Repository for the storage and distribution of large-scale brain imaging and physiological data sets. Haskins Laboratories is developing a computer-based repository for the storage and distribution of large-scale brain imaging and physiological datasets. 

Reading disability in grades 3-8: Neurocognitive factors. Examines reading disabilities using behavioral and neuroimaging measures, assesses subtyping and comorbidities, and responsiviness to intervention.

Consulting Services (Yale Child Study Center). Statistical analysis of eye-tracking data gathered from children with autism.

Cognitive and perceptual constraints on rhythmic action. Investigation of sensorimotor synchronization.

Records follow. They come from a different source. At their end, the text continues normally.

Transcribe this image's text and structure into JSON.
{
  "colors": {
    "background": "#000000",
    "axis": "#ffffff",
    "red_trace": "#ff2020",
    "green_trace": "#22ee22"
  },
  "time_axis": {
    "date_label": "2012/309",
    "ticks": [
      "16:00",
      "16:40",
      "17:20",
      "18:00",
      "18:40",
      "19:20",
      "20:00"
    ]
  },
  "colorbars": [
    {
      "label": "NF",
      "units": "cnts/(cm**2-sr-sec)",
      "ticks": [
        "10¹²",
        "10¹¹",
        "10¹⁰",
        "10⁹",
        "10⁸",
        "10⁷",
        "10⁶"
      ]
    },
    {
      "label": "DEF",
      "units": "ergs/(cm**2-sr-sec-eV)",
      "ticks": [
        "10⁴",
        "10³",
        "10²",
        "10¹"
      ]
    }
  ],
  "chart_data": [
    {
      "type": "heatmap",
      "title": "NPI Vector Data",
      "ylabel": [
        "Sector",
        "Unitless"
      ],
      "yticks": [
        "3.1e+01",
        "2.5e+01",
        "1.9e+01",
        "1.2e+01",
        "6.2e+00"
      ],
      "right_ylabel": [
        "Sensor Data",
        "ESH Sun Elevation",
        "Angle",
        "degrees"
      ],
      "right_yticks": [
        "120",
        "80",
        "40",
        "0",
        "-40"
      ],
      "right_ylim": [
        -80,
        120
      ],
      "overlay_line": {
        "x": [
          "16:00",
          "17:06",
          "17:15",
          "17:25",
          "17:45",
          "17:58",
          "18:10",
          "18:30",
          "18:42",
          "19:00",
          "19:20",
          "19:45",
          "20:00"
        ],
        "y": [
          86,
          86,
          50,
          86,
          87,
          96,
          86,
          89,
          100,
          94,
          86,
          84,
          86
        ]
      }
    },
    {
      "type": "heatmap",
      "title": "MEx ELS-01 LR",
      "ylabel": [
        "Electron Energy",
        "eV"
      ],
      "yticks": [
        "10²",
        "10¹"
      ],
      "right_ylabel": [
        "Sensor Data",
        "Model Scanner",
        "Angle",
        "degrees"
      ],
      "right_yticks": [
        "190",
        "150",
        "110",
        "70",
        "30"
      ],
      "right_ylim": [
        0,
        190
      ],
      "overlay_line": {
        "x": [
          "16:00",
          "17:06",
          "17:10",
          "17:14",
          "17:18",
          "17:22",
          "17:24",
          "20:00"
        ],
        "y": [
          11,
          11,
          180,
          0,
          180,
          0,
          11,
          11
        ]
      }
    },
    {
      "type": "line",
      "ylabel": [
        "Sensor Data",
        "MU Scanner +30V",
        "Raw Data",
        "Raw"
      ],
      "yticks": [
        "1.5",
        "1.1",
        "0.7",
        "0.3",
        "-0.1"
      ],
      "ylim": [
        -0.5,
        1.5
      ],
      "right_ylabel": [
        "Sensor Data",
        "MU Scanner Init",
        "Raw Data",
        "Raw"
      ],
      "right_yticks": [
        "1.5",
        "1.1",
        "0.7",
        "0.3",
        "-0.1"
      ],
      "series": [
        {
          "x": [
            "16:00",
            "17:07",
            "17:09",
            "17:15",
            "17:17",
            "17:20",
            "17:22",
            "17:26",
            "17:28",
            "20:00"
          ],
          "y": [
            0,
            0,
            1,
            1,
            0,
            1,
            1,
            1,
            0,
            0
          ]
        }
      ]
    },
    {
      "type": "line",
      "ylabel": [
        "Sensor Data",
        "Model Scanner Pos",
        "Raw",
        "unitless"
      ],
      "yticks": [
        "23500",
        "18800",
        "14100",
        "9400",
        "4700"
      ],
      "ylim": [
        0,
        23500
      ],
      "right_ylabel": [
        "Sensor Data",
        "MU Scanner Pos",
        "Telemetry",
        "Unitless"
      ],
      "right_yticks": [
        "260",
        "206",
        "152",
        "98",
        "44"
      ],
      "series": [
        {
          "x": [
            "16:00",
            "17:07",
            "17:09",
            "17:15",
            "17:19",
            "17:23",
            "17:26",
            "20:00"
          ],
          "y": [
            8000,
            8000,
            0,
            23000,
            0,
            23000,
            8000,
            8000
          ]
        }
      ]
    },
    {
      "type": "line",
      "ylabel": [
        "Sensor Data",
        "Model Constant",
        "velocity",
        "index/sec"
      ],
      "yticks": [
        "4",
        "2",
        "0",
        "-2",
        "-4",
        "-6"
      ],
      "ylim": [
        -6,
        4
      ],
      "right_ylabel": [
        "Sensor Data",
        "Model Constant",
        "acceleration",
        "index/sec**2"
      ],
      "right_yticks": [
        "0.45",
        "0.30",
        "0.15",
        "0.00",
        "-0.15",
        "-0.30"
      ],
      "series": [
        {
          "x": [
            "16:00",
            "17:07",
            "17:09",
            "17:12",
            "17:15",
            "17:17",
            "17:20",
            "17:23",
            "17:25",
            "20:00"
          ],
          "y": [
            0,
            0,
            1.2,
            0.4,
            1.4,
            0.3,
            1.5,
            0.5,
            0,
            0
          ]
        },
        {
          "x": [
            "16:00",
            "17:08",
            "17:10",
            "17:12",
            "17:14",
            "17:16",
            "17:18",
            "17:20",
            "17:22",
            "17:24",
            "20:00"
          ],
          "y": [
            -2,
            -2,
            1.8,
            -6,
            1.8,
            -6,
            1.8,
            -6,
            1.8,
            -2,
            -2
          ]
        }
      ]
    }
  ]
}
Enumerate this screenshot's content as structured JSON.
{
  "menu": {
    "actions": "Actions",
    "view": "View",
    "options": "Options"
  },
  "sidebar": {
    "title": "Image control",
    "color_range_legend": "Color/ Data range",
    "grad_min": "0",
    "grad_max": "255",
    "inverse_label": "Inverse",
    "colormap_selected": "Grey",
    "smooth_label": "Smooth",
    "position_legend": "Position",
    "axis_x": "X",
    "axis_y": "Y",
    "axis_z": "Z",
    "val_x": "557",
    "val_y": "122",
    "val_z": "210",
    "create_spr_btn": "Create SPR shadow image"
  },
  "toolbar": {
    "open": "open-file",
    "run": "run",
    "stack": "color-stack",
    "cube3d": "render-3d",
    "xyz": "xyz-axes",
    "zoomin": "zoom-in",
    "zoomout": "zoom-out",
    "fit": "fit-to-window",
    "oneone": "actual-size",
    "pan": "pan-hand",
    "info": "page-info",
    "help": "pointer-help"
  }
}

Collaborative research: Landmark-based robust speech recognition using prosody-guided models of speech variability. The aim is to develop an ASR (automatic speech recognition) model that, for the first time, will integrate realistic models of syntax, prosody, lexical structure, and speech production and perception into a graphical model (GM) framework.

Reading Center of Haskins Labs work. Publication highlighting the work that the Haskins Literacy Initiative is doing in CT schools.

Variability and error in speech production. Addresses the relationship between 'normal' token-to-token variability in the production of phonetic units and tokens that can be characterized as containing 'errors.'

A kinematic study of phonetic reduction in American Sign Language. The goal of the study is to compare conventionalized and spontaneous sign lowering.

Haskins Literacy initiative. Provide professional development for K-3 teachers.

Production and Perception of Location in sign Language

Characteristics of Speech Production | Nonstuttering and Stuttering

See also: Haskins Research Protections Online (HARPO)

See also: Haskins Laboratories NSF Data Management Plan (DMP)